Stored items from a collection

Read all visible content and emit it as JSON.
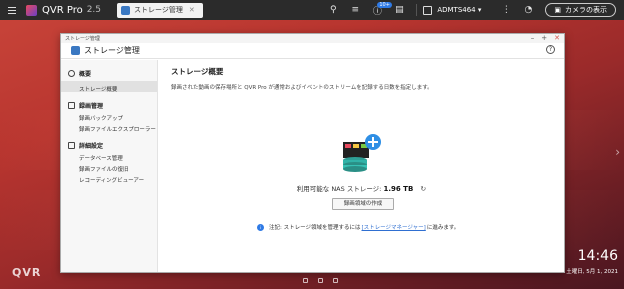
{
  "topbar": {
    "app_title": "QVR Pro",
    "app_version": "2.5",
    "tab_label": "ストレージ管理",
    "notification_count": "10+",
    "username": "ADMTS464 ▾",
    "camera_view_label": "カメラの表示"
  },
  "window": {
    "titlebar_text": "ストレージ管理",
    "header_title": "ストレージ管理",
    "help_label": "?"
  },
  "sidebar": {
    "sections": [
      {
        "label": "概要",
        "items": [
          "ストレージ概要"
        ]
      },
      {
        "label": "録画管理",
        "items": [
          "録画バックアップ",
          "録画ファイルエクスプローラー"
        ]
      },
      {
        "label": "詳細設定",
        "items": [
          "データベース管理",
          "録画ファイルの復旧",
          "レコーディングビューアー"
        ]
      }
    ],
    "active_item": "ストレージ概要"
  },
  "main": {
    "title": "ストレージ概要",
    "description": "録画された動画の保存場所と QVR Pro が通常およびイベントのストリームを記録する日数を指定します。",
    "storage_label": "利用可能な NAS ストレージ:",
    "storage_value": "1.96 TB",
    "create_button": "録画領域の作成",
    "note_prefix": "注記: ストレージ領域を管理するには",
    "note_link": "[ストレージマネージャー]",
    "note_suffix": "に進みます。"
  },
  "desktop": {
    "logo_text": "QVR",
    "clock": "14:46",
    "date": "土曜日, 5月 1, 2021"
  },
  "colors": {
    "accent": "#2f7ae5",
    "topbar_bg": "#2b2b2b",
    "close_red": "#d9534f"
  }
}
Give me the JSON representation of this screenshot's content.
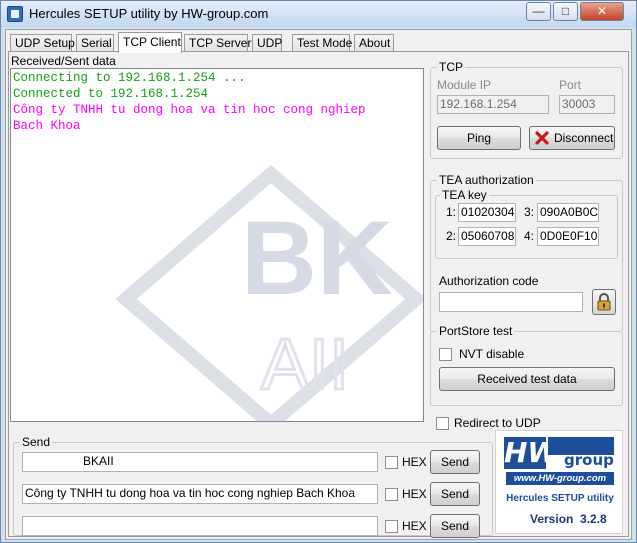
{
  "window": {
    "title": "Hercules SETUP utility by HW-group.com",
    "controls": {
      "minimize": "—",
      "maximize": "□",
      "close": "✕"
    }
  },
  "tabs": [
    "UDP Setup",
    "Serial",
    "TCP Client",
    "TCP Server",
    "UDP",
    "Test Mode",
    "About"
  ],
  "active_tab": "TCP Client",
  "received": {
    "label": "Received/Sent data",
    "lines": [
      {
        "text": "Connecting to 192.168.1.254 ...",
        "color": "#16a016"
      },
      {
        "text": "Connected to 192.168.1.254",
        "color": "#16a016"
      },
      {
        "text": "Công ty TNHH tu dong hoa va tin hoc cong nghiep",
        "color": "#ff00ff"
      },
      {
        "text": "Bach Khoa",
        "color": "#ff00ff"
      }
    ]
  },
  "tcp": {
    "group_title": "TCP",
    "module_ip_label": "Module IP",
    "module_ip": "192.168.1.254",
    "port_label": "Port",
    "port": "30003",
    "ping_label": "Ping",
    "disconnect_label": "Disconnect"
  },
  "tea": {
    "group_title": "TEA authorization",
    "key_title": "TEA key",
    "keys": [
      {
        "index": "1:",
        "value": "01020304"
      },
      {
        "index": "3:",
        "value": "090A0B0C"
      },
      {
        "index": "2:",
        "value": "05060708"
      },
      {
        "index": "4:",
        "value": "0D0E0F10"
      }
    ],
    "auth_code_label": "Authorization code",
    "auth_code_value": ""
  },
  "portstore": {
    "group_title": "PortStore test",
    "nvt_label": "NVT disable",
    "received_test_label": "Received test data"
  },
  "redirect_label": "Redirect to UDP",
  "send": {
    "group_title": "Send",
    "rows": [
      {
        "value": "BKAII",
        "hex_label": "HEX",
        "button_label": "Send"
      },
      {
        "value": "Công ty TNHH tu dong hoa va tin hoc cong nghiep Bach Khoa",
        "hex_label": "HEX",
        "button_label": "Send"
      },
      {
        "value": "",
        "hex_label": "HEX",
        "button_label": "Send"
      }
    ]
  },
  "logo": {
    "brand_hw": "HW",
    "brand_group": "group",
    "url": "www.HW-group.com",
    "product": "Hercules SETUP utility",
    "version": "Version  3.2.8",
    "watermark_letters": "BK",
    "watermark_sub": "AII"
  },
  "colors": {
    "accent_blue": "#1d4e9a",
    "watermark": "#d9dde6"
  }
}
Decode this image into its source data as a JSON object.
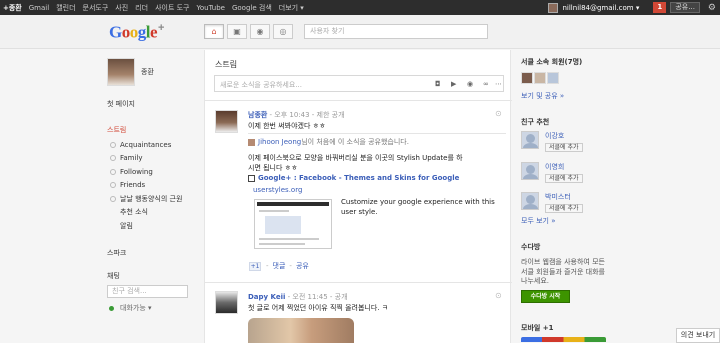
{
  "topbar": {
    "nav": [
      "+종환",
      "Gmail",
      "캘린더",
      "문서도구",
      "사진",
      "리더",
      "사이트 도구",
      "YouTube",
      "Google 검색",
      "더보기 ▾"
    ],
    "email": "nillnil84@gmail.com ▾",
    "notifications": "1",
    "share_label": "공유..."
  },
  "header": {
    "search_placeholder": "사용자 찾기"
  },
  "left": {
    "profile_name": "종환",
    "first_page": "첫 페이지",
    "stream_label": "스트림",
    "circles": [
      "Acquaintances",
      "Family",
      "Following",
      "Friends",
      "날날 행동양식의 근원"
    ],
    "sub_items": [
      "추천 소식",
      "알림"
    ],
    "sparks": "스파크",
    "chat": "채팅",
    "chat_search_placeholder": "친구 검색...",
    "availability": "대화가능 ▾"
  },
  "center": {
    "title": "스트림",
    "share_placeholder": "새로운 소식을 공유하세요...",
    "post1": {
      "author": "남종환",
      "meta": " - 오후 10:43 - 제한 공개",
      "text": "이제 한번 써봐야겠다 ㅎㅎ",
      "reshare_author": "Jihoon Jeong",
      "reshare_note": "님이 처음에 이 소식을 공유했습니다.",
      "reshare_text_1": "이제 페이스북으로 모양을 바꿔버리실 분을 이곳의 Stylish Update를 하",
      "reshare_text_2": "시면 됩니다 ㅎㅎ",
      "link_title": "Google+ : Facebook - Themes and Skins for Google",
      "link_domain": "userstyles.org",
      "link_desc": "Customize your google experience with this user style.",
      "plus_one": "+1",
      "action_comment": "댓글",
      "action_share": "공유"
    },
    "post2": {
      "author": "Dapy Keii",
      "meta": " - 오전 11:45 - 공개",
      "text": "첫 글로 어제 찍었던 아이유 직찍 올려봅니다. ㅋ"
    }
  },
  "right": {
    "circle_header": "서클 소속 회원(7명)",
    "view_share": "보기 및 공유 »",
    "suggest_header": "친구 추천",
    "suggestions": [
      {
        "name": "이강호",
        "button": "서클에 추가"
      },
      {
        "name": "이영희",
        "button": "서클에 추가"
      },
      {
        "name": "박미스터",
        "button": "서클에 추가"
      }
    ],
    "view_all": "모두 보기 »",
    "hangout_header": "수다방",
    "hangout_desc": "라이브 웹캠을 사용하여 모든 서클 회원들과 즐거운 대화를 나누세요.",
    "hangout_button": "수다방 시작",
    "mobile_header": "모바일 +1"
  },
  "feedback": "의견 보내기"
}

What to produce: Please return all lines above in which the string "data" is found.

Solution for this exercise:
    "label": "Received/Sent data",
    "received_test_label": "Received test data"
Decode this image into its source data as a JSON object.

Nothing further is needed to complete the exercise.